by Asset Allocation Committee
At the recent Kansas City FRB’s gathering at Jackson Hole, the tone from policymakers turned surprisingly hawkish. Vice Chair Stanley Fischer was quoted as saying that two rates hikes are possible this year and the upcoming FOMC meeting in September could generate a rate hike if the payroll numbers are on trend. Until those comments, the financial markets were mostly leaning toward no change in rates until 2017.
The best argument for rate increases is that the labor market is tightening. The theoretical construct for policymakers is the Philips Curve, which postulates that tight labor markets boost wages and eventually inflation. There have been periods in U.S. history when the Phillips Curve was a useful tool for policy. Over time, it has become increasingly controversial as institutional changes, such as the decline of labor unions, deregulation and globalization, have changed the slope of the Phillips Curve. Despite these changes, policymakers continue to use the Phillips Curve (best seen in the Taylor and Mankiw models, which attempt to set rates based on inflation and the level of slack in the economy) for lack of other alternatives.
The issue of slack is important, because the presence of available productive capacity would mean the FOMC would not need to tighten policy as much compared to a situation where capacity is constrained. One of the great unknowns about the economy is whether the unemployment rate or the employment/population ratio better reflects the labor market.
This chart shows the two series, with the employment/population ratio on an inverted scale. From 1980 into 2010, the two series closely tracked each other. However, since the recession, the two have diverged. The unemployment rate would suggest a labor market without much slack. The employment/population ratio would indicate that there is ample slack in the economy; if the relationship had held, the unemployment rate would be closer to 8%. If the divergence is structural, due to baby boom retirements along with geographic and skills misalignment, then the issue is probably not going to change suddenly and slack will continue to diminish. If, on the other hand, discouraged workers can be lured from the ranks of the unemployed with modestly higher wages, then sizeable slack exists. At 8% unemployment, the Fed should be easing.

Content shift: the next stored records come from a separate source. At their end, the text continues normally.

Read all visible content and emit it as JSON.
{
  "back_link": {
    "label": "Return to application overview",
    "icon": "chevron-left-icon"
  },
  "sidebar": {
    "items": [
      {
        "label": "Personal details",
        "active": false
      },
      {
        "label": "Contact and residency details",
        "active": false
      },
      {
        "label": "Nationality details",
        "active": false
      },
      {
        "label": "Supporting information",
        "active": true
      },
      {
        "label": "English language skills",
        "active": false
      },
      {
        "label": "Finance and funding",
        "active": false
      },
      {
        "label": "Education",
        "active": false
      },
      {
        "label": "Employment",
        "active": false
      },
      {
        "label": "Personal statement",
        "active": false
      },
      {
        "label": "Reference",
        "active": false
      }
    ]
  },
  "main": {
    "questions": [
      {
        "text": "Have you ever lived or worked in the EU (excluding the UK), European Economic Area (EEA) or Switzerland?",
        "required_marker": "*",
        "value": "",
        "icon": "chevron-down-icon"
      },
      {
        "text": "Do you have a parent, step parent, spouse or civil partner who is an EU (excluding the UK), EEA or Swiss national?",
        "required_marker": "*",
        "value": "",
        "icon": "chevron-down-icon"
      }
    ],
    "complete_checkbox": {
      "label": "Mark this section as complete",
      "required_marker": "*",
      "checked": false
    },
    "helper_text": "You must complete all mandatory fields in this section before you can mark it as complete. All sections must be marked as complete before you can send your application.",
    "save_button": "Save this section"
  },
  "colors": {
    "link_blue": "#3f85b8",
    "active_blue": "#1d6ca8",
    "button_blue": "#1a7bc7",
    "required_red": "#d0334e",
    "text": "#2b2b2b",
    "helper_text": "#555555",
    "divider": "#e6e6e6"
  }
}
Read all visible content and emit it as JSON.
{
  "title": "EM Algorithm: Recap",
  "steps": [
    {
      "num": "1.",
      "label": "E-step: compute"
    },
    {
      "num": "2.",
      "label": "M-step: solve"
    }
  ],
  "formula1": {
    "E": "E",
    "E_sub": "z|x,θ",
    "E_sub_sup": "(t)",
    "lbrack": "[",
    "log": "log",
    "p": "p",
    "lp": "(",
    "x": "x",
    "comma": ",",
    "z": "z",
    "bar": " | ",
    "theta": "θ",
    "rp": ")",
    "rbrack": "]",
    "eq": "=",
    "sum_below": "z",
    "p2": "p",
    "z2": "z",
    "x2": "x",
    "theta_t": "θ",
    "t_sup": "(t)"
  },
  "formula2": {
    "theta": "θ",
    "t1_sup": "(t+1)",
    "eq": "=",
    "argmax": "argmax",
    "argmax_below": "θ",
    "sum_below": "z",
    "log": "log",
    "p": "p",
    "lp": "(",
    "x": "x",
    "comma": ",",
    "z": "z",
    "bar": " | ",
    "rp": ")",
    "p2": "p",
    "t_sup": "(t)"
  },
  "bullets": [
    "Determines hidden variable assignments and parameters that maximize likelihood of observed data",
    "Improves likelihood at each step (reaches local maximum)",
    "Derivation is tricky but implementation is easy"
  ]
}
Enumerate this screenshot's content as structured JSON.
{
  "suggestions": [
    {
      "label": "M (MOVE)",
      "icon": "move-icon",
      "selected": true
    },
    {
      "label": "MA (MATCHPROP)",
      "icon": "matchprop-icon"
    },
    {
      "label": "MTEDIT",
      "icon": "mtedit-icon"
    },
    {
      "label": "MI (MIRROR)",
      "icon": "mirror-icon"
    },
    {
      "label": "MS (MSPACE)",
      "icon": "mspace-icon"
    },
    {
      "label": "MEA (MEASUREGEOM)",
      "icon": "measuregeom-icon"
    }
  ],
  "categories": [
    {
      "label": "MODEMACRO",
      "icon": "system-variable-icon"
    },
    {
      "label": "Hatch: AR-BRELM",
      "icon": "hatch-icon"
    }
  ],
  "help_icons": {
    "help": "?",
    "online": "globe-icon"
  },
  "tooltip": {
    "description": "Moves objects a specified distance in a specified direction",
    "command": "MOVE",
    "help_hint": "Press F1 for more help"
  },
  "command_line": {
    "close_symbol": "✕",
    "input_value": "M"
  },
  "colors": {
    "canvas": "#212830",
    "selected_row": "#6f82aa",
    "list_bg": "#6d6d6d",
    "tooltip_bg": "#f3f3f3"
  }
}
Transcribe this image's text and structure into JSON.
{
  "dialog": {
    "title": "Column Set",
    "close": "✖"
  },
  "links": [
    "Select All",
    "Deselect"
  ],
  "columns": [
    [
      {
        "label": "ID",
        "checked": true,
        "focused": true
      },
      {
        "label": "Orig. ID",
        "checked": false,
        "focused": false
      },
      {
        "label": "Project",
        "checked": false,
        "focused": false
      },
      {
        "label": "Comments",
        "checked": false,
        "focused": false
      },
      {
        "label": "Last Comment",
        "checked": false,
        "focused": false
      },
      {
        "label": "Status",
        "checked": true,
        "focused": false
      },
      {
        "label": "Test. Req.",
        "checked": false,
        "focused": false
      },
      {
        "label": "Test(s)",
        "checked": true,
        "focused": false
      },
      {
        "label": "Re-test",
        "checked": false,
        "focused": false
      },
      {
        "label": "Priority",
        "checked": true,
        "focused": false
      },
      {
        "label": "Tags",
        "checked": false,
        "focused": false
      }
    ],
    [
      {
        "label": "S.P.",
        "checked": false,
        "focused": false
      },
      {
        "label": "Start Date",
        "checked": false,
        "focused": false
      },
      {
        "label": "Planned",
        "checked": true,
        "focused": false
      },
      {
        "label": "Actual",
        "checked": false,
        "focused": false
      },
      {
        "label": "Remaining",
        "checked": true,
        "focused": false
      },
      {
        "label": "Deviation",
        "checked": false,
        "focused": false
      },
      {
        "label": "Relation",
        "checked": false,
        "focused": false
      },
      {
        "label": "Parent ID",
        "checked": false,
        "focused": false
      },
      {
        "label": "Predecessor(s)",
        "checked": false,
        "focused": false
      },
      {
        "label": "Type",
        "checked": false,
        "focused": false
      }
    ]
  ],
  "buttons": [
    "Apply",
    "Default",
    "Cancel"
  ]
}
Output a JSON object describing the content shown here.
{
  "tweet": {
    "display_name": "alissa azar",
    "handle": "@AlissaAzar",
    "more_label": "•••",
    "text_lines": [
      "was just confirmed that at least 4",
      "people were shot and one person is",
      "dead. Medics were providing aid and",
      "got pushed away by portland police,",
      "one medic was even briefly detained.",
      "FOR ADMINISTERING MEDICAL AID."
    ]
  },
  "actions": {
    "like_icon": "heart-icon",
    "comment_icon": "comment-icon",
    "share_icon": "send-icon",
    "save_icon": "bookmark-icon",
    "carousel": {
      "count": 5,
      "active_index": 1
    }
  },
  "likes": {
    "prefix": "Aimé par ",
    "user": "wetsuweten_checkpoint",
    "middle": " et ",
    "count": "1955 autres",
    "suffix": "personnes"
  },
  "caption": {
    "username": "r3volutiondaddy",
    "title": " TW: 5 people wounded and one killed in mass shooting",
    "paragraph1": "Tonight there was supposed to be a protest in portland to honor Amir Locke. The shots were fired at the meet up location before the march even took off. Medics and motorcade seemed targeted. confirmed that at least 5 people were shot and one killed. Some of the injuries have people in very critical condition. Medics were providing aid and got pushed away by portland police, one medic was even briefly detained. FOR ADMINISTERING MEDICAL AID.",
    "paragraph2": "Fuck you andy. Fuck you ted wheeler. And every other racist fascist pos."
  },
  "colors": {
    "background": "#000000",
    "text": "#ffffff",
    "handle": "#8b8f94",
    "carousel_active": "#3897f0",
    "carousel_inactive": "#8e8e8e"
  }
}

Here is another way to look at the data.
This chart shows a time trend of total employment. The data is annual from 1900 to 1947 and monthly thereafter. We have regressed a time trend through the data. Note that employment growth was above trend into the Great Depression and didn’t consistently return to trend until the mid-1970s. Employment remained above trend into the 2008 Financial Crisis but has been depressed since.
It is quite possible that after a traumatic event, like the 1930s or the 2008 crisis, the labor market takes a long time to normalize. Note that social norms capped employment during the 1950s and 1960s. There were legal and social restrictions by race and gender that likely prevented a recovery above trend. Racial and gender equality laws, coupled with social changes, led to steady employment growth from the early 1960s; by the late 1970s, employment had risen well above trend.
We suspect the current situation has more in common with the Great Depression than the early 1960s, but that doesn’t mean it’s a duplicate situation. The demographics are different—the baby boomers are retiring. But, we do suspect that there is a pool of workers that could be tapped if the economy grows quickly enough. Thus, the FOMC probably has much more time than it thinks to raise rates. Despite this opinion, the Fed will likely move at least once, if not twice, before year’s end even if a strong case can be made for remaining steady. The key variable we will be watching is the dollar—if the Fed raises rates and the dollar appreciates strongly, look for the FOMC to back away from moving rates higher. On the other hand, if the dollar does not react, there are probably more hikes to come.